--- Supplied information ---
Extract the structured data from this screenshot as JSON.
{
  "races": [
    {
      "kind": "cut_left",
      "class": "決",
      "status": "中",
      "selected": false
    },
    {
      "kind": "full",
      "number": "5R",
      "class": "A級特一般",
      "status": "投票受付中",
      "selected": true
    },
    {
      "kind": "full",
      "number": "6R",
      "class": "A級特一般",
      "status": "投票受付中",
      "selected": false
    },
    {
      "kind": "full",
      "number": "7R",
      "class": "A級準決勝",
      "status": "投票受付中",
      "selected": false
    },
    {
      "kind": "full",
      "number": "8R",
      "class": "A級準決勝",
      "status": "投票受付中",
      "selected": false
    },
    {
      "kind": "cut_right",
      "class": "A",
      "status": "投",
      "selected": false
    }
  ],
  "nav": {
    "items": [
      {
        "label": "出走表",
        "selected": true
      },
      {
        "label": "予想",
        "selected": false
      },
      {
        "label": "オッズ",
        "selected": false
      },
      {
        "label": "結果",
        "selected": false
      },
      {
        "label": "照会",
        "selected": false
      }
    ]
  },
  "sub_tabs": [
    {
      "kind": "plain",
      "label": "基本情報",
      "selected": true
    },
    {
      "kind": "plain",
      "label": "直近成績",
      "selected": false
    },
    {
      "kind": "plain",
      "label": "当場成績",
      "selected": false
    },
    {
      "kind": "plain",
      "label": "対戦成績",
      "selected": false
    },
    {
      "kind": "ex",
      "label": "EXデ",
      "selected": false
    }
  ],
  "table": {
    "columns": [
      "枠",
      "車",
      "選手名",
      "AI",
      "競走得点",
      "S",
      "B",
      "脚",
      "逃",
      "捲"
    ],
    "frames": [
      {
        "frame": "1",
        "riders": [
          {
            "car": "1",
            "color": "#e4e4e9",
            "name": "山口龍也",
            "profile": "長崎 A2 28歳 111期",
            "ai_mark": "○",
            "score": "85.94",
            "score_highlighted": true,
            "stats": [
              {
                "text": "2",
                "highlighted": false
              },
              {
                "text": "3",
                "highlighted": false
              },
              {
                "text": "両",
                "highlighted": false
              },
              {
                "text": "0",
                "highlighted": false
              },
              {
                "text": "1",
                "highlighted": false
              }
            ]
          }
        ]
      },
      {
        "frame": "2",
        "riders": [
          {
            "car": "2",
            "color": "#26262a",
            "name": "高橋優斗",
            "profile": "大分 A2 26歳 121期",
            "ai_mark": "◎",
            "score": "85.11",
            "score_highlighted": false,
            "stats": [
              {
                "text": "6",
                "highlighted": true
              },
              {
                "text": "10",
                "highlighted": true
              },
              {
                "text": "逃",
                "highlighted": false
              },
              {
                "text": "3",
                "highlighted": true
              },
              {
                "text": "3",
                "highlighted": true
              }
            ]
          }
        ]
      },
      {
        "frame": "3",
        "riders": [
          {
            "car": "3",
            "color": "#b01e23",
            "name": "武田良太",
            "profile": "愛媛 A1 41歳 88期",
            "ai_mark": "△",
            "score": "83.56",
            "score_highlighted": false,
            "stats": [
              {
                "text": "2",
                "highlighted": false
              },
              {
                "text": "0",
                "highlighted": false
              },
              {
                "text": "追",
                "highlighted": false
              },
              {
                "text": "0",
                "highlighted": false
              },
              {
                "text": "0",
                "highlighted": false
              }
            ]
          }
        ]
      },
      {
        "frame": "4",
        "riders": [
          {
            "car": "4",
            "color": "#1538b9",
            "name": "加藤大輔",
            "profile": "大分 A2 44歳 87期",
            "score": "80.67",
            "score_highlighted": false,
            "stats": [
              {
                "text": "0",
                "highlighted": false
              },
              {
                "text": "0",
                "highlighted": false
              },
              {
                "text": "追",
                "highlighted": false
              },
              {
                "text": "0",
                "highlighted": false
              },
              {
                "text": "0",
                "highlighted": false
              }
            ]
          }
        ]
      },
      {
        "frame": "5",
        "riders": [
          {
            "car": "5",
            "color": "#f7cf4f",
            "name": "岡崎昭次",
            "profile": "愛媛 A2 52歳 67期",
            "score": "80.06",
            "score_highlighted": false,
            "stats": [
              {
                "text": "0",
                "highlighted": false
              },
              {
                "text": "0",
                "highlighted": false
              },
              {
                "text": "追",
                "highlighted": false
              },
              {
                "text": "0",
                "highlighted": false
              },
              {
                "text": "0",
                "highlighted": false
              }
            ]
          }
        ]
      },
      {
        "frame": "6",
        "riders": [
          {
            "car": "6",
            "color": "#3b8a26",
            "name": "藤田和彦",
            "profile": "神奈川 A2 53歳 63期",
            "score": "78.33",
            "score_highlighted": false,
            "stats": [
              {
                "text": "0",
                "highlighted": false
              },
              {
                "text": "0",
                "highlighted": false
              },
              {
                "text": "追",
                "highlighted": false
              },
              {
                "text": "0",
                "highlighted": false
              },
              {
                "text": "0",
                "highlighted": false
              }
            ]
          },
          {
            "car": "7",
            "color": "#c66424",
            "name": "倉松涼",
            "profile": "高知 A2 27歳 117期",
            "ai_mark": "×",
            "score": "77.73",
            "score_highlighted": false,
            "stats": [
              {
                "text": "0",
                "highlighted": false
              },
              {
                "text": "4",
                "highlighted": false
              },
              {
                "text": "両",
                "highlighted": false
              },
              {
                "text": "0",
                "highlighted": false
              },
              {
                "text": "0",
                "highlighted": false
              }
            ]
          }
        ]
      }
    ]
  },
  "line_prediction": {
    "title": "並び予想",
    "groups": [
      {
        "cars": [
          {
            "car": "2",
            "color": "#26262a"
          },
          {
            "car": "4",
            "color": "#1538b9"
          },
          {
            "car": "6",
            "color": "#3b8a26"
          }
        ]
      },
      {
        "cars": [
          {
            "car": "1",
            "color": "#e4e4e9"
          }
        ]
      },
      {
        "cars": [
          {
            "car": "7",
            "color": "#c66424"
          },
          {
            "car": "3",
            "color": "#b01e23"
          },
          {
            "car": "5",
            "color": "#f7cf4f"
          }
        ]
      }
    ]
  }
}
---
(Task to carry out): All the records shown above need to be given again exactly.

(Response to the exercise):
Extract the structured data from this screenshot as JSON.
{
  "races": [
    {
      "kind": "cut_left",
      "class": "決",
      "status": "中",
      "selected": false
    },
    {
      "kind": "full",
      "number": "5R",
      "class": "A級特一般",
      "status": "投票受付中",
      "selected": true
    },
    {
      "kind": "full",
      "number": "6R",
      "class": "A級特一般",
      "status": "投票受付中",
      "selected": false
    },
    {
      "kind": "full",
      "number": "7R",
      "class": "A級準決勝",
      "status": "投票受付中",
      "selected": false
    },
    {
      "kind": "full",
      "number": "8R",
      "class": "A級準決勝",
      "status": "投票受付中",
      "selected": false
    },
    {
      "kind": "cut_right",
      "class": "A",
      "status": "投",
      "selected": false
    }
  ],
  "nav": {
    "items": [
      {
        "label": "出走表",
        "selected": true
      },
      {
        "label": "予想",
        "selected": false
      },
      {
        "label": "オッズ",
        "selected": false
      },
      {
        "label": "結果",
        "selected": false
      },
      {
        "label": "照会",
        "selected": false
      }
    ]
  },
  "sub_tabs": [
    {
      "kind": "plain",
      "label": "基本情報",
      "selected": true
    },
    {
      "kind": "plain",
      "label": "直近成績",
      "selected": false
    },
    {
      "kind": "plain",
      "label": "当場成績",
      "selected": false
    },
    {
      "kind": "plain",
      "label": "対戦成績",
      "selected": false
    },
    {
      "kind": "ex",
      "label": "EXデ",
      "selected": false
    }
  ],
  "table": {
    "columns": [
      "枠",
      "車",
      "選手名",
      "AI",
      "競走得点",
      "S",
      "B",
      "脚",
      "逃",
      "捲"
    ],
    "frames": [
      {
        "frame": "1",
        "riders": [
          {
            "car": "1",
            "color": "#e4e4e9",
            "name": "山口龍也",
            "profile": "長崎 A2 28歳 111期",
            "ai_mark": "○",
            "score": "85.94",
            "score_highlighted": true,
            "stats": [
              {
                "text": "2",
                "highlighted": false
              },
              {
                "text": "3",
                "highlighted": false
              },
              {
                "text": "両",
                "highlighted": false
              },
              {
                "text": "0",
                "highlighted": false
              },
              {
                "text": "1",
                "highlighted": false
              }
            ]
          }
        ]
      },
      {
        "frame": "2",
        "riders": [
          {
            "car": "2",
            "color": "#26262a",
            "name": "高橋優斗",
            "profile": "大分 A2 26歳 121期",
            "ai_mark": "◎",
            "score": "85.11",
            "score_highlighted": false,
            "stats": [
              {
                "text": "6",
                "highlighted": true
              },
              {
                "text": "10",
                "highlighted": true
              },
              {
                "text": "逃",
                "highlighted": false
              },
              {
                "text": "3",
                "highlighted": true
              },
              {
                "text": "3",
                "highlighted": true
              }
            ]
          }
        ]
      },
      {
        "frame": "3",
        "riders": [
          {
            "car": "3",
            "color": "#b01e23",
            "name": "武田良太",
            "profile": "愛媛 A1 41歳 88期",
            "ai_mark": "△",
            "score": "83.56",
            "score_highlighted": false,
            "stats": [
              {
                "text": "2",
                "highlighted": false
              },
              {
                "text": "0",
                "highlighted": false
              },
              {
                "text": "追",
                "highlighted": false
              },
              {
                "text": "0",
                "highlighted": false
              },
              {
                "text": "0",
                "highlighted": false
              }
            ]
          }
        ]
      },
      {
        "frame": "4",
        "riders": [
          {
            "car": "4",
            "color": "#1538b9",
            "name": "加藤大輔",
            "profile": "大分 A2 44歳 87期",
            "score": "80.67",
            "score_highlighted": false,
            "stats": [
              {
                "text": "0",
                "highlighted": false
              },
              {
                "text": "0",
                "highlighted": false
              },
              {
                "text": "追",
                "highlighted": false
              },
              {
                "text": "0",
                "highlighted": false
              },
              {
                "text": "0",
                "highlighted": false
              }
            ]
          }
        ]
      },
      {
        "frame": "5",
        "riders": [
          {
            "car": "5",
            "color": "#f7cf4f",
            "name": "岡崎昭次",
            "profile": "愛媛 A2 52歳 67期",
            "score": "80.06",
            "score_highlighted": false,
            "stats": [
              {
                "text": "0",
                "highlighted": false
              },
              {
                "text": "0",
                "highlighted": false
              },
              {
                "text": "追",
                "highlighted": false
              },
              {
                "text": "0",
                "highlighted": false
              },
              {
                "text": "0",
                "highlighted": false
              }
            ]
          }
        ]
      },
      {
        "frame": "6",
        "riders": [
          {
            "car": "6",
            "color": "#3b8a26",
            "name": "藤田和彦",
            "profile": "神奈川 A2 53歳 63期",
            "score": "78.33",
            "score_highlighted": false,
            "stats": [
              {
                "text": "0",
                "highlighted": false
              },
              {
                "text": "0",
                "highlighted": false
              },
              {
                "text": "追",
                "highlighted": false
              },
              {
                "text": "0",
                "highlighted": false
              },
              {
                "text": "0",
                "highlighted": false
              }
            ]
          },
          {
            "car": "7",
            "color": "#c66424",
            "name": "倉松涼",
            "profile": "高知 A2 27歳 117期",
            "ai_mark": "×",
            "score": "77.73",
            "score_highlighted": false,
            "stats": [
              {
                "text": "0",
                "highlighted": false
              },
              {
                "text": "4",
                "highlighted": false
              },
              {
                "text": "両",
                "highlighted": false
              },
              {
                "text": "0",
                "highlighted": false
              },
              {
                "text": "0",
                "highlighted": false
              }
            ]
          }
        ]
      }
    ]
  },
  "line_prediction": {
    "title": "並び予想",
    "groups": [
      {
        "cars": [
          {
            "car": "2",
            "color": "#26262a"
          },
          {
            "car": "4",
            "color": "#1538b9"
          },
          {
            "car": "6",
            "color": "#3b8a26"
          }
        ]
      },
      {
        "cars": [
          {
            "car": "1",
            "color": "#e4e4e9"
          }
        ]
      },
      {
        "cars": [
          {
            "car": "7",
            "color": "#c66424"
          },
          {
            "car": "3",
            "color": "#b01e23"
          },
          {
            "car": "5",
            "color": "#f7cf4f"
          }
        ]
      }
    ]
  }
}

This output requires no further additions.